I watched some movies portrayals of him and observed what other artists had done and came up with my own. I did not want to depict a weak Jesus, nor angelic, or delicate - but a tough, manly carpenter Jesus, with expressive eyes and fit body for those long walks.

Are you working on any other Bible related project at the moment that we can look forward to seeing?
I'm working on "The Christ" series, written by Ben Avery for Kingstone Media. It's a book that shows the life of Our Lord Jesus Christ based on the 4 gospels.

Are any other members of your family talented comic artists?
My mom, Celia Cariello, paints abstract art and won a few awards in Brazil and my brother Octavio Cariello who lives in Brazil has drawn for American comics. He also teaches art in a Brazilian art school.

Do you use your talents in your church - Perhaps in Sunday school?
Not yet in it's full extent. I just now did this Action Bible so I don't even know what's available from it, but I do play the guitar, sing, compose songs and lead worship in my church and I've used some of my drawings to teach the word. One time I drew a life-size Goliath to use in my preaching to a congregation in Jersey for the whole church (adults and children).

Many thanks again to Sergio for taking the time to speak to us. Looking forward to your comments.
All illustrations © David C Cook 2010-11

Tuesday, December 28, 2010

Belated Christmas Greetings!

Belated Christmas greetings to all our readers! Sorry this is late but due to family illnesses etc blogging has fallen down to the bottom of my priority list! A belated Happy Hanukkah to our Jewish readers also!
I will be uploading a new Bible artist interview hopefully in the next few days so look out for that.

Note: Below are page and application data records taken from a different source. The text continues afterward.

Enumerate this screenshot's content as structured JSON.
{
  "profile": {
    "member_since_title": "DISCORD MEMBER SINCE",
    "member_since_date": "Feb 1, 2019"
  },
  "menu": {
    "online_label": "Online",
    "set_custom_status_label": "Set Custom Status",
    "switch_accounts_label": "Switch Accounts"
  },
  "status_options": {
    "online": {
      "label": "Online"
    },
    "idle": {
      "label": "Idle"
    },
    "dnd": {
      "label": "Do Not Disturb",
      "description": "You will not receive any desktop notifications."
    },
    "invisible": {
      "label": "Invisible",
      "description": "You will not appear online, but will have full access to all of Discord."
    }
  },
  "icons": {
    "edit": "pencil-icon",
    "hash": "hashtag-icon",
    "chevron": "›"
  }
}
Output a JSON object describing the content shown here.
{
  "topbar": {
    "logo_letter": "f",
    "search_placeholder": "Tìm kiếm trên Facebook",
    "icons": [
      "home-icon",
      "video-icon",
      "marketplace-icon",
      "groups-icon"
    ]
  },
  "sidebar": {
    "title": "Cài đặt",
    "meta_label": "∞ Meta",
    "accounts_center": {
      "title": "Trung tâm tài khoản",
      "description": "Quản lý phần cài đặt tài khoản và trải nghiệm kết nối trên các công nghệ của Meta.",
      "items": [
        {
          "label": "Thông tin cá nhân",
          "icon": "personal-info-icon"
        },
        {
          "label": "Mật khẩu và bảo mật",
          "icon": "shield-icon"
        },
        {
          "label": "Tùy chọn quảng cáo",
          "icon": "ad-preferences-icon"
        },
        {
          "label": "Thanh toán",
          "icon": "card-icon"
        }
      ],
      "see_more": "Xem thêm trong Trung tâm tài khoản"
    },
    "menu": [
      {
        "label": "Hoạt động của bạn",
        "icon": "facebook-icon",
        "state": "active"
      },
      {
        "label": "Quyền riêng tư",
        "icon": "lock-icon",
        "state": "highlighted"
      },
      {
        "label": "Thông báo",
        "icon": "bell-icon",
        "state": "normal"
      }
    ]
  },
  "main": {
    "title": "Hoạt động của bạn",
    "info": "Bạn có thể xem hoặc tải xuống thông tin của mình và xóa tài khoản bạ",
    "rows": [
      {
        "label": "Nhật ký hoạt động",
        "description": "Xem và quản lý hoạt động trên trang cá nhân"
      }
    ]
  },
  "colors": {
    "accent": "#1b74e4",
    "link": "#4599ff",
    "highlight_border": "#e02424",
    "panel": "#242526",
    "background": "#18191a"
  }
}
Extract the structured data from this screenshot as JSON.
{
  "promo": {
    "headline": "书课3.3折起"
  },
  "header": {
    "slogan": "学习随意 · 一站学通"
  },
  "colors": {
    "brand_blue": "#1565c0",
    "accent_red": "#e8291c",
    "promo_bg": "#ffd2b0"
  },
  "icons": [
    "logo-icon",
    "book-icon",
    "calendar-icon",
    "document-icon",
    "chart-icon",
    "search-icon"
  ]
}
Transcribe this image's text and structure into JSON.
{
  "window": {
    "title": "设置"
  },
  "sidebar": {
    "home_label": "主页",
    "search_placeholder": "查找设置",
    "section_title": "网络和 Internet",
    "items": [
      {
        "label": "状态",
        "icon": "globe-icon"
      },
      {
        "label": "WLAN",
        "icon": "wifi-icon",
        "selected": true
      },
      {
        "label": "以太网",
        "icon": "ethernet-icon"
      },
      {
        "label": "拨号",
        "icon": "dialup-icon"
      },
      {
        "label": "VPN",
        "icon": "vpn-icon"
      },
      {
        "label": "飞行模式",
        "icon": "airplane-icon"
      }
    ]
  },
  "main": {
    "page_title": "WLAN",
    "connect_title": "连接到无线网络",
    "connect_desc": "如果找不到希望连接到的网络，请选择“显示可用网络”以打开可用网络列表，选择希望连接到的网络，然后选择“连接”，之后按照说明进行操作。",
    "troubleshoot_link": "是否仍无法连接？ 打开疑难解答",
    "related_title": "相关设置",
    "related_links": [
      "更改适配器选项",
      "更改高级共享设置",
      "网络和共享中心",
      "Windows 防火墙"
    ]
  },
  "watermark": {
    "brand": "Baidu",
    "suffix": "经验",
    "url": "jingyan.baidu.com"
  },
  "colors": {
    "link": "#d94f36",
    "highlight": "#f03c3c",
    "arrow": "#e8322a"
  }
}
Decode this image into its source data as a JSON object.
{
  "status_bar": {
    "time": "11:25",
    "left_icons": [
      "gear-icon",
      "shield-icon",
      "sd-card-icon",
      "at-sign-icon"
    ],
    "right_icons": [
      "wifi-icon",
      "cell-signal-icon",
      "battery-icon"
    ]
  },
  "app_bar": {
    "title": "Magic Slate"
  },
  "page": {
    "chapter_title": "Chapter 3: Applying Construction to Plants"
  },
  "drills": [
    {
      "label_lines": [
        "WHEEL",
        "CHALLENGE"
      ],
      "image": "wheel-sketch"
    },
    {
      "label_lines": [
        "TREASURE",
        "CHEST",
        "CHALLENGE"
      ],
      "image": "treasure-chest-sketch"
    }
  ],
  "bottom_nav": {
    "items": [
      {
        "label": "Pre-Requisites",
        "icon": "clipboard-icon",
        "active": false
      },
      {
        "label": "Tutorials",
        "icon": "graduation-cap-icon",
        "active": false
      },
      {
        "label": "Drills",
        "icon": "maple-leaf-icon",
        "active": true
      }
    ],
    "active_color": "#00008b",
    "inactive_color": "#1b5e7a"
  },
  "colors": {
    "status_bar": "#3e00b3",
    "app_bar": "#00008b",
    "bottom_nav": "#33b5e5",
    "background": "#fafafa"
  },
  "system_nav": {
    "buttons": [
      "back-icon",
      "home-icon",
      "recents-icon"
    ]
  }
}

The painting here is by James J. Tissot and is titled 'Joseph Seeks a Lodging At Bethlehem'. I am hoping to blog about the Bible Art of JJ Tissot soon. Thanks also for your Christmas cards.